7. Western Interest in Yoga

Translation and Commentary

Darśana-Mālā: Chapter 9
Yoga-Darśanam (Vision of Meditation)

Epilogue

1. Perfect Participation in Yoga
2. Some Original Features of the Yoga of the Upaniṣads
3. Structural Implications and the Categories of Patañjali
4. Concluding Remarks

10. ABSORPTION

Prologue

1. The Scope of Nirvāṇa
2. A Definition of Nirvāṇa
3. Grades and Degrees of Perfection and Purity
4. The Principle of Compensation
5. The Equilibrium of a Twofold and Double Correction
6. Vedānta and Western Thought
7. Further Eschatological Considerations

Translation and Commentary

Darśana-Mālā: Chapter 10
Nirvāṇa-Darśanam (Vision by Absorption)

Epilogue

1. The Two Brahmans Involved in Every State of Nirvāṇa
2. Positive and Negative Limiting Types
3. A Normalized Version of Nirvāṇa
4. The Nirvāṇa that Is One Degree Superior
5. Other Precious Eschatological Indications
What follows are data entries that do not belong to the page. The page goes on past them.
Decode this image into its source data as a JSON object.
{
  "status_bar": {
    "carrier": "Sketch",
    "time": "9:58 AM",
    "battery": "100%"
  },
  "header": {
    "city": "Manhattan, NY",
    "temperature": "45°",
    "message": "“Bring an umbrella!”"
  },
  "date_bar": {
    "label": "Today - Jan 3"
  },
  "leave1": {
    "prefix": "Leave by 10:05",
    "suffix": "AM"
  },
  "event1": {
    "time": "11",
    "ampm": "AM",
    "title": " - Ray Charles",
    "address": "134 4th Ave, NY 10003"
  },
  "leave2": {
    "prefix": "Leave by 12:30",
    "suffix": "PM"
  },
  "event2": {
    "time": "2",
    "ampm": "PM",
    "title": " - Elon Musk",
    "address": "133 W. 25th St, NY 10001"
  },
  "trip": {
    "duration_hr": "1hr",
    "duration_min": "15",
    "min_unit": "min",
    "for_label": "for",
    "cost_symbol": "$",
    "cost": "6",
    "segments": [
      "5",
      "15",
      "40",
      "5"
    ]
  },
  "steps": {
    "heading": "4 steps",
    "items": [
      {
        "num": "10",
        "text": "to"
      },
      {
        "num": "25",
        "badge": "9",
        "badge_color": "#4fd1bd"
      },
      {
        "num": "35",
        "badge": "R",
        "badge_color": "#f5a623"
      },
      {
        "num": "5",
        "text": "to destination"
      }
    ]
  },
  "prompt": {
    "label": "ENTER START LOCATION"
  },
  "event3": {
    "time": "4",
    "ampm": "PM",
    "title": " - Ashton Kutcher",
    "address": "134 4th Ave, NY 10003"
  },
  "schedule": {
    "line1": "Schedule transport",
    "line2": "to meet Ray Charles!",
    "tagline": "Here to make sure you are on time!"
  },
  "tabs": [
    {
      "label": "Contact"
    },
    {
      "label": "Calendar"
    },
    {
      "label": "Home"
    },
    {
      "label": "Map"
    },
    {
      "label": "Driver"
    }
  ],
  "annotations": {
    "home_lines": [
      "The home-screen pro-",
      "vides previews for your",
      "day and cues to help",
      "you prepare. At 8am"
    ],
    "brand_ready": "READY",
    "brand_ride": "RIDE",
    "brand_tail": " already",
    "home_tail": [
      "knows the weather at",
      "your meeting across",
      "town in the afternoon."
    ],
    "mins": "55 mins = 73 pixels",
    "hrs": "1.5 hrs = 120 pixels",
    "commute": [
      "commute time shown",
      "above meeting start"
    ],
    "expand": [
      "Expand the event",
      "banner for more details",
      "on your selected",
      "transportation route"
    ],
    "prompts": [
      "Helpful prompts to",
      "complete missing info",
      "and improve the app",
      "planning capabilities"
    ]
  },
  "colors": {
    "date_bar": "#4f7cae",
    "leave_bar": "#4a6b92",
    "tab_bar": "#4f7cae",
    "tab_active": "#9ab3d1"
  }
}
i. The Seven Bhūmikas of Yogavāsiṣṭha
ii. Reincarnation
iii. Reincarnation of Evil-doers
iv. Hereditary Birth by Jātī (Caste)
v. Transcending Birth and Rebirth
vi. Concluding Remarks

MAIN CONCLUSIONS

1. A Retrospective Review
2. A Word in Self-Defence
3. Advaita Dīpikā (The Lamp of Non-Duality)
4. Some Additional Explanations

Appendix
Bibliography
General Index
Index of Names
Index of Sanskrit Terms

Meet the Author
avatar-author
1895-1973
Nataraja Guru is the disciple-successor of Narayana Guru (1854-1928), whose dialectical revaluation and restatement of Sankaracarya’s Advaita Vedanta conformed for the first time to the requirements of a normative or experimental science, to the extent that will probably ever be possible. Sankara himself may be said to be a continuator of Vyasa, who in his turn revised and restated the wisdom of the Upanishads as understood in his time. Nataraja Guru is thus a representative of the same pure, direct and vertical line of succession of philosophical revaluators extending back through time to the most ancient phase of the recorded history of human thought. The Guru may thus be seen to be uniquely qualified to undertake the present work, which he did at the instance of Narayana Guru himself. Sent by Narayana Guru to study in the West, Nataraja Guru was awarded the D. Lit. degree from the University of Paris. In 1923 he established the Narayana Gurukula, with headquarters at Varkala in Kerala State, a Guru-disciple foundation which welcomes all who seek the wisdom of the Absolute in open and living terms. The Guru has translated into English and commented on all of the major works of Narayana Guru, and has written on a wide variety of subjects, employing throughout a protolinguistic or structural approach which could be said to be his unique contribution to the perennial wisdom heritage of mankind.
Books of Nataraja Guru